[Opening Given information section]

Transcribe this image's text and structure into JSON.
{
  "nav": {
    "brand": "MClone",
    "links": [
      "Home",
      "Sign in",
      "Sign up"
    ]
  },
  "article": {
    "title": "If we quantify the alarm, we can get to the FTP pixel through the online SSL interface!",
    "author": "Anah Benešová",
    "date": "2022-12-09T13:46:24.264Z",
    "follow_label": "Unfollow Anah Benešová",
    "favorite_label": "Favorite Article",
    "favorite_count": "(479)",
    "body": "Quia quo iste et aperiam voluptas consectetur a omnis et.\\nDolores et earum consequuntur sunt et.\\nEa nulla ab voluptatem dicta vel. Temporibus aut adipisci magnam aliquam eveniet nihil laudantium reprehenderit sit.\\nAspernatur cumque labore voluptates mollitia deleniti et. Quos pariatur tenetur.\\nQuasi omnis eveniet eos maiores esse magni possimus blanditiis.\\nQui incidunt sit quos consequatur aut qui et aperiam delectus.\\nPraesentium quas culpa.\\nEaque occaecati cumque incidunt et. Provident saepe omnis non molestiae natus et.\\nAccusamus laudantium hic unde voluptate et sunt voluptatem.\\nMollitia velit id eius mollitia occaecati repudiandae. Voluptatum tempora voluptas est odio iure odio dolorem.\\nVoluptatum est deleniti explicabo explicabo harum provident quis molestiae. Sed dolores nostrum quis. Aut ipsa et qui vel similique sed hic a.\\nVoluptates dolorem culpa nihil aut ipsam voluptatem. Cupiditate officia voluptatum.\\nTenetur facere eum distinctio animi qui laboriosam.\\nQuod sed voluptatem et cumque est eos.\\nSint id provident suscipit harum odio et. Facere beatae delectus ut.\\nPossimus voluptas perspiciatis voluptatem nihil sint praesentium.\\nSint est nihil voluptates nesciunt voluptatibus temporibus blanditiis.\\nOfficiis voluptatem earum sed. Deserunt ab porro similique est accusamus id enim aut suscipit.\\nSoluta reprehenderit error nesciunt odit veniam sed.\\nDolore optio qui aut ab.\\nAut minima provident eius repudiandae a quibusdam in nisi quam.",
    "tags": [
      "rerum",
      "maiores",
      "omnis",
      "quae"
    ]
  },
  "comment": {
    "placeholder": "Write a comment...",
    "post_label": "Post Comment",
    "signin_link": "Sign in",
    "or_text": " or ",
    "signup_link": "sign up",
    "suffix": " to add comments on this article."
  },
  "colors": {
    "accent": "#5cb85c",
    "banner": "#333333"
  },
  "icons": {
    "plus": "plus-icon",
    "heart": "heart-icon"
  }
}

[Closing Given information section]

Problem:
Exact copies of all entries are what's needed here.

Output:
Transcribe this image's text and structure into JSON.
{
  "nav": {
    "brand": "MClone",
    "links": [
      "Home",
      "Sign in",
      "Sign up"
    ]
  },
  "article": {
    "title": "If we quantify the alarm, we can get to the FTP pixel through the online SSL interface!",
    "author": "Anah Benešová",
    "date": "2022-12-09T13:46:24.264Z",
    "follow_label": "Unfollow Anah Benešová",
    "favorite_label": "Favorite Article",
    "favorite_count": "(479)",
    "body": "Quia quo iste et aperiam voluptas consectetur a omnis et.\\nDolores et earum consequuntur sunt et.\\nEa nulla ab voluptatem dicta vel. Temporibus aut adipisci magnam aliquam eveniet nihil laudantium reprehenderit sit.\\nAspernatur cumque labore voluptates mollitia deleniti et. Quos pariatur tenetur.\\nQuasi omnis eveniet eos maiores esse magni possimus blanditiis.\\nQui incidunt sit quos consequatur aut qui et aperiam delectus.\\nPraesentium quas culpa.\\nEaque occaecati cumque incidunt et. Provident saepe omnis non molestiae natus et.\\nAccusamus laudantium hic unde voluptate et sunt voluptatem.\\nMollitia velit id eius mollitia occaecati repudiandae. Voluptatum tempora voluptas est odio iure odio dolorem.\\nVoluptatum est deleniti explicabo explicabo harum provident quis molestiae. Sed dolores nostrum quis. Aut ipsa et qui vel similique sed hic a.\\nVoluptates dolorem culpa nihil aut ipsam voluptatem. Cupiditate officia voluptatum.\\nTenetur facere eum distinctio animi qui laboriosam.\\nQuod sed voluptatem et cumque est eos.\\nSint id provident suscipit harum odio et. Facere beatae delectus ut.\\nPossimus voluptas perspiciatis voluptatem nihil sint praesentium.\\nSint est nihil voluptates nesciunt voluptatibus temporibus blanditiis.\\nOfficiis voluptatem earum sed. Deserunt ab porro similique est accusamus id enim aut suscipit.\\nSoluta reprehenderit error nesciunt odit veniam sed.\\nDolore optio qui aut ab.\\nAut minima provident eius repudiandae a quibusdam in nisi quam.",
    "tags": [
      "rerum",
      "maiores",
      "omnis",
      "quae"
    ]
  },
  "comment": {
    "placeholder": "Write a comment...",
    "post_label": "Post Comment",
    "signin_link": "Sign in",
    "or_text": " or ",
    "signup_link": "sign up",
    "suffix": " to add comments on this article."
  },
  "colors": {
    "accent": "#5cb85c",
    "banner": "#333333"
  },
  "icons": {
    "plus": "plus-icon",
    "heart": "heart-icon"
  }
}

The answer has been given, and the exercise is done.